Among the entries, which lines carry the string "JSON"? Copy every one.

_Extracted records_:
>>>

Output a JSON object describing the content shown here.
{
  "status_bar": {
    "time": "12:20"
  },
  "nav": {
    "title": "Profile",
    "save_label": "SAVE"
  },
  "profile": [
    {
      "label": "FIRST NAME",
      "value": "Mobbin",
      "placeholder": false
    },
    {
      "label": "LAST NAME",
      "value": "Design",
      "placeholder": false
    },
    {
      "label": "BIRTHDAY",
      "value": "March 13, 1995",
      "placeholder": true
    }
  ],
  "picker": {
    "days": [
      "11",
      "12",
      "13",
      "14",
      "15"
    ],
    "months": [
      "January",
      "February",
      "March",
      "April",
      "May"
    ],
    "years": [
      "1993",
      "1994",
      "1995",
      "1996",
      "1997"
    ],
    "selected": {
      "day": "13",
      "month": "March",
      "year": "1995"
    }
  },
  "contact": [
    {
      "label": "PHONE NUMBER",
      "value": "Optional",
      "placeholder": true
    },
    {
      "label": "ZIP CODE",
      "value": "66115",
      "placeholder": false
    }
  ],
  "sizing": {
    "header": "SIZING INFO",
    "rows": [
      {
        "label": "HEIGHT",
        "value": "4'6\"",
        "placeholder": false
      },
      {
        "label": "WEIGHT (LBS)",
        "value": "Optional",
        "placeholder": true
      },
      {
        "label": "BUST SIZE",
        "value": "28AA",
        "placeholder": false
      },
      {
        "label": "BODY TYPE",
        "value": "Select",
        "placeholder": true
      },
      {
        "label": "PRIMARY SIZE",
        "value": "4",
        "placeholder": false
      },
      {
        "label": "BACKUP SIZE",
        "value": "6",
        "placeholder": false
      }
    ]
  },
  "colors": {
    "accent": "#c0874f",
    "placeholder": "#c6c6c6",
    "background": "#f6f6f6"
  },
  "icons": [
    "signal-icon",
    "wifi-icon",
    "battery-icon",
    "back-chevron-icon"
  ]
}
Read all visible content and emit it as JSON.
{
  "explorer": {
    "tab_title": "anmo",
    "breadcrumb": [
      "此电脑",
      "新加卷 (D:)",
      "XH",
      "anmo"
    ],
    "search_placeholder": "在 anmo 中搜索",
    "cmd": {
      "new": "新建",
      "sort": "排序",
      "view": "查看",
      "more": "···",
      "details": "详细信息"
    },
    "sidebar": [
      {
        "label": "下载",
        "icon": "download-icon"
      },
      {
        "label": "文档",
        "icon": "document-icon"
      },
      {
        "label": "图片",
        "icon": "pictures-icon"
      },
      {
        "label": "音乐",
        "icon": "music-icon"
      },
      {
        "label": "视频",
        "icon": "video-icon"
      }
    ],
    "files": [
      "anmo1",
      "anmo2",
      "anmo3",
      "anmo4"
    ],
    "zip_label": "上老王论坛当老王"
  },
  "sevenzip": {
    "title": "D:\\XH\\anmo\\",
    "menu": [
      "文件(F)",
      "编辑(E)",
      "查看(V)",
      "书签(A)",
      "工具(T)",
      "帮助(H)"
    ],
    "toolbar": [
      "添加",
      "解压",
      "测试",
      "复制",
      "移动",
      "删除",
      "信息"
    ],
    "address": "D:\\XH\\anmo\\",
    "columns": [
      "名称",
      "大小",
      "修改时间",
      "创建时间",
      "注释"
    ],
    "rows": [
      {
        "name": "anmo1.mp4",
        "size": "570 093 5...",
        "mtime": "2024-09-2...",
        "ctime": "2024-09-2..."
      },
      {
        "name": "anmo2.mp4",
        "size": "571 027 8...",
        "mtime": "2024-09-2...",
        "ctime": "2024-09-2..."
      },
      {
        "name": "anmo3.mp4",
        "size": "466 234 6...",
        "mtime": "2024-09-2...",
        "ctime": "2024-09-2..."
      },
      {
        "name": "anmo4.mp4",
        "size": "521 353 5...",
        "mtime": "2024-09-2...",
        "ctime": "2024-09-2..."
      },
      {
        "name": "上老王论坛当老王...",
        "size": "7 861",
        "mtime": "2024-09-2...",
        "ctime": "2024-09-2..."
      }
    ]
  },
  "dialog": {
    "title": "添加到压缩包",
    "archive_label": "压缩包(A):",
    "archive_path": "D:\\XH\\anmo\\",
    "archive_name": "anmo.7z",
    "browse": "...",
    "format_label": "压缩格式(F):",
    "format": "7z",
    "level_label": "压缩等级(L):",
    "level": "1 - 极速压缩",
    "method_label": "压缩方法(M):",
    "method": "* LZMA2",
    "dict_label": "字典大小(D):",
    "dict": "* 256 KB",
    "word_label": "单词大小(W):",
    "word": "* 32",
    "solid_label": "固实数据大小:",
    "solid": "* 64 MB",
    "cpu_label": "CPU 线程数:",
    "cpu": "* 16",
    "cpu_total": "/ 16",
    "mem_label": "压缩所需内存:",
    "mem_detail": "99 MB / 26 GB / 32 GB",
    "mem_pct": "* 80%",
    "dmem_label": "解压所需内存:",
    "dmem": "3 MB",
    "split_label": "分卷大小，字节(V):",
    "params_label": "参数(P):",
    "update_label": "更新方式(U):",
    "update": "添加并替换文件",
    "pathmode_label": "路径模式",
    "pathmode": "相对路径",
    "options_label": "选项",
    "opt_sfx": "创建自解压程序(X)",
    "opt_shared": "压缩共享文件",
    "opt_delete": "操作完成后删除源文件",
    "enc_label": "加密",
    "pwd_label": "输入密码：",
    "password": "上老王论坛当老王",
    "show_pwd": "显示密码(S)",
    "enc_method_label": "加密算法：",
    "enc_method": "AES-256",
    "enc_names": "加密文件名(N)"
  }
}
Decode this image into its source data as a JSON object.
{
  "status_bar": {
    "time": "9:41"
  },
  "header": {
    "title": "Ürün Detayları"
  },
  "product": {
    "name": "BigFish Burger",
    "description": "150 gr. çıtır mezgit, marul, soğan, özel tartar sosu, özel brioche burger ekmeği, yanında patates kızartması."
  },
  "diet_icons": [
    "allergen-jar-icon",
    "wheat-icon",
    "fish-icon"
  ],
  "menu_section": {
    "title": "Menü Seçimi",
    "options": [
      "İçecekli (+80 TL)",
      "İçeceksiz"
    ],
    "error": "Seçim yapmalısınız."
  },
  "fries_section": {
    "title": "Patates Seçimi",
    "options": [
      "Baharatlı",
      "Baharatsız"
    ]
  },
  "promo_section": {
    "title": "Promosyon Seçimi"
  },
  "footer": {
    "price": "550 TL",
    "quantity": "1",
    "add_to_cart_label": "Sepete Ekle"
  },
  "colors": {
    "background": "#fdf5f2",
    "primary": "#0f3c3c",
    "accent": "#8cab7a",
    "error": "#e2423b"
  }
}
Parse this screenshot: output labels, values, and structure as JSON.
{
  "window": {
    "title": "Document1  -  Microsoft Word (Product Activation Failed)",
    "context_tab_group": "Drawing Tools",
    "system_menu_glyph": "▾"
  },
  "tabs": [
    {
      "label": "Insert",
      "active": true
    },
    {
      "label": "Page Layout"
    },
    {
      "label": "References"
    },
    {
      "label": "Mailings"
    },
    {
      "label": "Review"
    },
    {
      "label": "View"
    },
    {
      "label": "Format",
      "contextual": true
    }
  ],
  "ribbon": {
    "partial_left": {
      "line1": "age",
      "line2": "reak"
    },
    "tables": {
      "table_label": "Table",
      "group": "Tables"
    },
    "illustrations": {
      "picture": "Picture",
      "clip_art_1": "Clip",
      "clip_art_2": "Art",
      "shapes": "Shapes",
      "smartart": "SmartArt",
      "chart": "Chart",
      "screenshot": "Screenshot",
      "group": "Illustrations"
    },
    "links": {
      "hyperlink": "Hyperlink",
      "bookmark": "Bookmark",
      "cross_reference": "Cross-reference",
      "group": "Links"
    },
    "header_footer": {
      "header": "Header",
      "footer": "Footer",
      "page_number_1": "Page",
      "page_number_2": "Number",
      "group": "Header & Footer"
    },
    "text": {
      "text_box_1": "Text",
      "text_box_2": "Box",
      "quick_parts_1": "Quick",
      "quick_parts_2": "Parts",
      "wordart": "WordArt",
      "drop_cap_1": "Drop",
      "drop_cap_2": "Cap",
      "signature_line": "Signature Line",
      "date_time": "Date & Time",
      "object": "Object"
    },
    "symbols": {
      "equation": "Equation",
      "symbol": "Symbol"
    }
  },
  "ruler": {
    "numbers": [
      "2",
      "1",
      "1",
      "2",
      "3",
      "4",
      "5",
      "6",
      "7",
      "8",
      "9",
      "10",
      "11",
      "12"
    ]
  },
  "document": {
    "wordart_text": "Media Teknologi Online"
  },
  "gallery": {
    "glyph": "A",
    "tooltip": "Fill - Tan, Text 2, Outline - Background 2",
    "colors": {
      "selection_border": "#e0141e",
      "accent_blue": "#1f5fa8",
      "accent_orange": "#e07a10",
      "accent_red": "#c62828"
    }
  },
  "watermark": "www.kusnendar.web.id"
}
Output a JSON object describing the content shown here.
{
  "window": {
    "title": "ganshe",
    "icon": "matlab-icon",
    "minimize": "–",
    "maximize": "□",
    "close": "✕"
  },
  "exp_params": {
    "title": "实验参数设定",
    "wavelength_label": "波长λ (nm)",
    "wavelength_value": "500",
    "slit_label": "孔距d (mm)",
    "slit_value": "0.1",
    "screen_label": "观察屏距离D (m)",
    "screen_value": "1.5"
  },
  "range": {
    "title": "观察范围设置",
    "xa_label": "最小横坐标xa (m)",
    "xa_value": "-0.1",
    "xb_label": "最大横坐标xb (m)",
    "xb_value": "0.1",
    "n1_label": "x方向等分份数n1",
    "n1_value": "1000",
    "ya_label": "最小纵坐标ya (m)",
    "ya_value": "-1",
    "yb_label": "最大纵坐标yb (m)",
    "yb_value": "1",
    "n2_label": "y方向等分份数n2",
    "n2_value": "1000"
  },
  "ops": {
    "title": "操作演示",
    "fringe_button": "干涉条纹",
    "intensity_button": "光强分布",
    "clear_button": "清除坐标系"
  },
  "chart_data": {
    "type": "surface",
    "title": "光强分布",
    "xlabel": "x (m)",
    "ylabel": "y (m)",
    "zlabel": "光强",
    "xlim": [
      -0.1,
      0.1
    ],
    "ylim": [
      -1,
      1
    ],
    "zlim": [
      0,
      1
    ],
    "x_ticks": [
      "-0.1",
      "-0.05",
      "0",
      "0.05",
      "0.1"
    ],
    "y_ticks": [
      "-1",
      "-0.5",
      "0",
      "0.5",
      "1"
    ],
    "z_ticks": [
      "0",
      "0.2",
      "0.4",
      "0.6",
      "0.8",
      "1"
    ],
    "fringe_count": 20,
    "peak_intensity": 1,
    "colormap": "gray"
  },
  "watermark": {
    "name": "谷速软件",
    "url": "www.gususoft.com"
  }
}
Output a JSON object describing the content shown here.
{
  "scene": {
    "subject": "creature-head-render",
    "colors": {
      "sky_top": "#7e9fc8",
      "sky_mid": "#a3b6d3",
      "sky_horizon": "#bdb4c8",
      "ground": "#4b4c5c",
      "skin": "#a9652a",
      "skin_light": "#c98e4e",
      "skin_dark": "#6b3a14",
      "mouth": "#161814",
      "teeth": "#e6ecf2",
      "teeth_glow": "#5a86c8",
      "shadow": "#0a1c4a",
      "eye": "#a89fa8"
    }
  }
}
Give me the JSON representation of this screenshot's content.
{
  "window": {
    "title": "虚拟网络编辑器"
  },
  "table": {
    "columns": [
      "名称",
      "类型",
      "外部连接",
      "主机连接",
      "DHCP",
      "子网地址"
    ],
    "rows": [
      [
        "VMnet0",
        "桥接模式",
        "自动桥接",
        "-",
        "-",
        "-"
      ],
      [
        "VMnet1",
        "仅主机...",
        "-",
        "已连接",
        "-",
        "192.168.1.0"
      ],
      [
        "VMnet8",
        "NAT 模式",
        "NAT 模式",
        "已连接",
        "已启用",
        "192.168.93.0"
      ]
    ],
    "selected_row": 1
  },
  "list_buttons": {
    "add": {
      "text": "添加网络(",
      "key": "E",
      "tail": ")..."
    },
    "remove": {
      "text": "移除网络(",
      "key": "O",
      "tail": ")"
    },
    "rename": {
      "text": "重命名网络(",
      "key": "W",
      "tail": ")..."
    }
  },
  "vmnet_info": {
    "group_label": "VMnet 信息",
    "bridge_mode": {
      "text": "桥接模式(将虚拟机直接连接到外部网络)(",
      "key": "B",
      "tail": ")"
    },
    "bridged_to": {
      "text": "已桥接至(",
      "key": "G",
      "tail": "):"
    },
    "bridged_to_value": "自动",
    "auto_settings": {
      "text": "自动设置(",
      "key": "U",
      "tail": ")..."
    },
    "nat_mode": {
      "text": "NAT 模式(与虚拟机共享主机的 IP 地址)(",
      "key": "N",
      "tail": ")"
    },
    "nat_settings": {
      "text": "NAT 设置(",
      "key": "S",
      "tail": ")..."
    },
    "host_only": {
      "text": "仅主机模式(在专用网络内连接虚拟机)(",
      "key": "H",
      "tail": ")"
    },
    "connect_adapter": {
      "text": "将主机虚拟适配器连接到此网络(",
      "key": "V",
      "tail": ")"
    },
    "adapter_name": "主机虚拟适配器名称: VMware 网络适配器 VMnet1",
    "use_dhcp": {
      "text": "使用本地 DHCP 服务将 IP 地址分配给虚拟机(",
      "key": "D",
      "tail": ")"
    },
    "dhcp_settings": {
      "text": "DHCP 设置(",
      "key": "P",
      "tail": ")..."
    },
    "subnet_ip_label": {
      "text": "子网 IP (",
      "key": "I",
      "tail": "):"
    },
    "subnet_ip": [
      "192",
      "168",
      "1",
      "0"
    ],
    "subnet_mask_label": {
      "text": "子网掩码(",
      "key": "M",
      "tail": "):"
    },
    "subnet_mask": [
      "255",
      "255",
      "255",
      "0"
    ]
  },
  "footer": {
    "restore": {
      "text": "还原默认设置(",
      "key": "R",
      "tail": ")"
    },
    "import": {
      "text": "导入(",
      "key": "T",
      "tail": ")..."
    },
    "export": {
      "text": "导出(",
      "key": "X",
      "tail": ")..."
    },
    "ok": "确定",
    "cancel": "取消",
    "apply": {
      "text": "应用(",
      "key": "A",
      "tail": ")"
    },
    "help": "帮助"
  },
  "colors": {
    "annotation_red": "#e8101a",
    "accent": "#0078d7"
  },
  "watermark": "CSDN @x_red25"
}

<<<

_RESPONSE BOX_:
Output a JSON object describing the content shown here.
Read all visible content and emit it as JSON.
Decode this image into its source data as a JSON object.
Parse this screenshot: output labels, values, and structure as JSON.
Output a JSON object describing the content shown here.
Output a JSON object describing the content shown here.
Give me the JSON representation of this screenshot's content.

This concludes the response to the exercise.